Website and app data records:
----------------

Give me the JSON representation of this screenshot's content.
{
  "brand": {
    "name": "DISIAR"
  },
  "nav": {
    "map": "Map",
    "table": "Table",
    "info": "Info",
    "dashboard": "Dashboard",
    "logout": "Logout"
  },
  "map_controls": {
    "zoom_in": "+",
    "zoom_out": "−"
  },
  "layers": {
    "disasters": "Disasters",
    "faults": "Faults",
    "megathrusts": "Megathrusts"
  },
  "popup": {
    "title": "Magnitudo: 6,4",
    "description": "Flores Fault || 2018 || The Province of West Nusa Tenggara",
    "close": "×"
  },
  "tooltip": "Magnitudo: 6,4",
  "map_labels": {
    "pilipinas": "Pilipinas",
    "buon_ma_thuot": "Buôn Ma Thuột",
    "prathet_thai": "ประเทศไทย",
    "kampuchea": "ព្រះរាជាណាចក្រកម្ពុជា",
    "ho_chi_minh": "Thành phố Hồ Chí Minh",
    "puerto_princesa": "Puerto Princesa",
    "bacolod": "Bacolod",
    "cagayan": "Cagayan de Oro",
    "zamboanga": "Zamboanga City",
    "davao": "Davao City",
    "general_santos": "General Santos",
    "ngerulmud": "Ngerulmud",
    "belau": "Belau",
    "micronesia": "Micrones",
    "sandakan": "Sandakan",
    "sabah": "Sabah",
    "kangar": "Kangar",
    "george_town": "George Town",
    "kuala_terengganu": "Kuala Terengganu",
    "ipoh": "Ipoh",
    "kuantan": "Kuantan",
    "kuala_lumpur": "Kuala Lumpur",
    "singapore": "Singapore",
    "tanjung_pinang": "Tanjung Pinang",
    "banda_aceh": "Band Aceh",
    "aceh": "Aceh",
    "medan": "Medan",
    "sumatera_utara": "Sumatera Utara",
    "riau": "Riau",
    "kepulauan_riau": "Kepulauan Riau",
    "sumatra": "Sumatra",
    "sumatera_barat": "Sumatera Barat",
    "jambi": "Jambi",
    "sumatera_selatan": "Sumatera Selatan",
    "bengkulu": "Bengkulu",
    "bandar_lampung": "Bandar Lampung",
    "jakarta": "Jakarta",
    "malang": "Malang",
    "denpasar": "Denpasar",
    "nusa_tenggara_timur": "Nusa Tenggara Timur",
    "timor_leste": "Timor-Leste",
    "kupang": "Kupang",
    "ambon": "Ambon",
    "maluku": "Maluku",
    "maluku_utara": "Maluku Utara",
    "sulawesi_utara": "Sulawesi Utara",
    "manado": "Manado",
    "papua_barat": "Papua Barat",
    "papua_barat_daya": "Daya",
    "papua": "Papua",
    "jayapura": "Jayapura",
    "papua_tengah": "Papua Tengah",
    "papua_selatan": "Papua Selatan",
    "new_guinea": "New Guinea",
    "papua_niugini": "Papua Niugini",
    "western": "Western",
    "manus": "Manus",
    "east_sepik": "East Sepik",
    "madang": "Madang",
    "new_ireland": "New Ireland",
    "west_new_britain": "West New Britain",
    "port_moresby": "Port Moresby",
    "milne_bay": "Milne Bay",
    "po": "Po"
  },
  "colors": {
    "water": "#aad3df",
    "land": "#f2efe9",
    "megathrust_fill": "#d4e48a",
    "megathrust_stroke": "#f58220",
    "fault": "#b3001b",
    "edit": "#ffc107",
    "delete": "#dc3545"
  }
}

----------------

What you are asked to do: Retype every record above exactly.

Answer box:
Give me the JSON representation of this screenshot's content.
{
  "brand": {
    "name": "DISIAR"
  },
  "nav": {
    "map": "Map",
    "table": "Table",
    "info": "Info",
    "dashboard": "Dashboard",
    "logout": "Logout"
  },
  "map_controls": {
    "zoom_in": "+",
    "zoom_out": "−"
  },
  "layers": {
    "disasters": "Disasters",
    "faults": "Faults",
    "megathrusts": "Megathrusts"
  },
  "popup": {
    "title": "Magnitudo: 6,4",
    "description": "Flores Fault || 2018 || The Province of West Nusa Tenggara",
    "close": "×"
  },
  "tooltip": "Magnitudo: 6,4",
  "map_labels": {
    "pilipinas": "Pilipinas",
    "buon_ma_thuot": "Buôn Ma Thuột",
    "prathet_thai": "ประเทศไทย",
    "kampuchea": "ព្រះរាជាណាចក្រកម្ពុជា",
    "ho_chi_minh": "Thành phố Hồ Chí Minh",
    "puerto_princesa": "Puerto Princesa",
    "bacolod": "Bacolod",
    "cagayan": "Cagayan de Oro",
    "zamboanga": "Zamboanga City",
    "davao": "Davao City",
    "general_santos": "General Santos",
    "ngerulmud": "Ngerulmud",
    "belau": "Belau",
    "micronesia": "Micrones",
    "sandakan": "Sandakan",
    "sabah": "Sabah",
    "kangar": "Kangar",
    "george_town": "George Town",
    "kuala_terengganu": "Kuala Terengganu",
    "ipoh": "Ipoh",
    "kuantan": "Kuantan",
    "kuala_lumpur": "Kuala Lumpur",
    "singapore": "Singapore",
    "tanjung_pinang": "Tanjung Pinang",
    "banda_aceh": "Band Aceh",
    "aceh": "Aceh",
    "medan": "Medan",
    "sumatera_utara": "Sumatera Utara",
    "riau": "Riau",
    "kepulauan_riau": "Kepulauan Riau",
    "sumatra": "Sumatra",
    "sumatera_barat": "Sumatera Barat",
    "jambi": "Jambi",
    "sumatera_selatan": "Sumatera Selatan",
    "bengkulu": "Bengkulu",
    "bandar_lampung": "Bandar Lampung",
    "jakarta": "Jakarta",
    "malang": "Malang",
    "denpasar": "Denpasar",
    "nusa_tenggara_timur": "Nusa Tenggara Timur",
    "timor_leste": "Timor-Leste",
    "kupang": "Kupang",
    "ambon": "Ambon",
    "maluku": "Maluku",
    "maluku_utara": "Maluku Utara",
    "sulawesi_utara": "Sulawesi Utara",
    "manado": "Manado",
    "papua_barat": "Papua Barat",
    "papua_barat_daya": "Daya",
    "papua": "Papua",
    "jayapura": "Jayapura",
    "papua_tengah": "Papua Tengah",
    "papua_selatan": "Papua Selatan",
    "new_guinea": "New Guinea",
    "papua_niugini": "Papua Niugini",
    "western": "Western",
    "manus": "Manus",
    "east_sepik": "East Sepik",
    "madang": "Madang",
    "new_ireland": "New Ireland",
    "west_new_britain": "West New Britain",
    "port_moresby": "Port Moresby",
    "milne_bay": "Milne Bay",
    "po": "Po"
  },
  "colors": {
    "water": "#aad3df",
    "land": "#f2efe9",
    "megathrust_fill": "#d4e48a",
    "megathrust_stroke": "#f58220",
    "fault": "#b3001b",
    "edit": "#ffc107",
    "delete": "#dc3545"
  }
}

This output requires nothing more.